Jackson said, “You have decided to quit this field. James Longstreet has convinced you to position your force between the Union army and their capitol, to dig in and invite them to come to you. That would not end well. The enemy’s reinforcements would disrupt your march. You would never dig your trenches — only your graves.”
Lee’s heart leapt. “Then you know. You can tell me. On which course will we prevail, Thomas? I beg you…”
Jackson raised his hand for silence. Lee heard the certainty of the grave when Jackson said, “It can end here.” He pointed back to the Union lines. “That can be their graveyard. They are thinned and weak. One push and they will flee. You would be on Lincoln’s doorstep in a fortnight.”
Lee nodded. “I had entertained such thoughts. But their position is well established. You are certain?”
Jackson nodded and reached to shake Lee’s hand. “I must go. I am torn away.”
Lee extended his hand to his most able general, but nothing of substance met him. Lee looked down and saw his own hand. When he looked up, he saw only the silhouette of Cemetery Ridge.
The next afternoon, Lee watched his line of men advance up the ridge. Northern guns, untouched by the earlier bombardment, roared, and the line gaped. The guns, mixed with Yankee rifles, thundered and his line tattered. The line straggled on. They would prevail. Surely they would. A worm in Lee’s stomach turned.
At nightfall, Lee sat astride Traveler, looking over the field as the men decamped. The vortex of souls roared, redoubled from the night before. He felt shame for the abject apologies he had earlier made to his men, but felt more shame that hundreds of husbands and sons would not return home. “Jackson,” he whispered.
“A long day for you,” Jackson answered, now mounted on Big Sorrell.
Lee swallowed. Struggling with a knot in his throat, he said, “Thomas, what went awry? I expected that we would chase them over Cemetery Ridge — that our only activity this night would be planning our pursuit. This is a setback from which it will be difficult to recover.”
Jackson shook his head. “It is a terrible thing — the end of this campaign.”
Lee found his voice. “How could you make such a mistake? How could you direct our armies into such a grave defeat?”
Jackson bowed his head. “The war will fare much better now, on my side.”
John Arkwright was published in Writers of the Future, Volume 27. He is an economist who writes fantasy, science fiction, steampunk, and other historical speculative fiction.
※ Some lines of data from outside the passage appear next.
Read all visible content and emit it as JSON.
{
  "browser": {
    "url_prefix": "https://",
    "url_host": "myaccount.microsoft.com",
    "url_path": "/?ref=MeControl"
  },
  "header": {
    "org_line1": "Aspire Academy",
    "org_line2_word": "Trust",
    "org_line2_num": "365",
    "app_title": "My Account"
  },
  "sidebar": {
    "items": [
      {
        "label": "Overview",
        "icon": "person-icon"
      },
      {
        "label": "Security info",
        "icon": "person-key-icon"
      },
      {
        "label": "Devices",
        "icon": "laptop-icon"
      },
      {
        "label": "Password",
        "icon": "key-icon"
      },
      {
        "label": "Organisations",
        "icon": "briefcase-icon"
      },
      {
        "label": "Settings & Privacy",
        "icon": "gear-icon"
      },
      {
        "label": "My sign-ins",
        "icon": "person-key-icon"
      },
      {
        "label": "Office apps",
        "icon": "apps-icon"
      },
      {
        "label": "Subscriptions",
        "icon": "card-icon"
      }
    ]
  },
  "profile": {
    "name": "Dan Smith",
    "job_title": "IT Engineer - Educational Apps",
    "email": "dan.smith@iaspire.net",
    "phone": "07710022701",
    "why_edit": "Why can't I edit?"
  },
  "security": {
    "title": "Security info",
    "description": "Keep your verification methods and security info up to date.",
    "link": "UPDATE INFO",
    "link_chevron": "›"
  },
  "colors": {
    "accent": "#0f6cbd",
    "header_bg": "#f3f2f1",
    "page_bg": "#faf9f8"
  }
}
His current fixations are the British East India Company and the Civil War.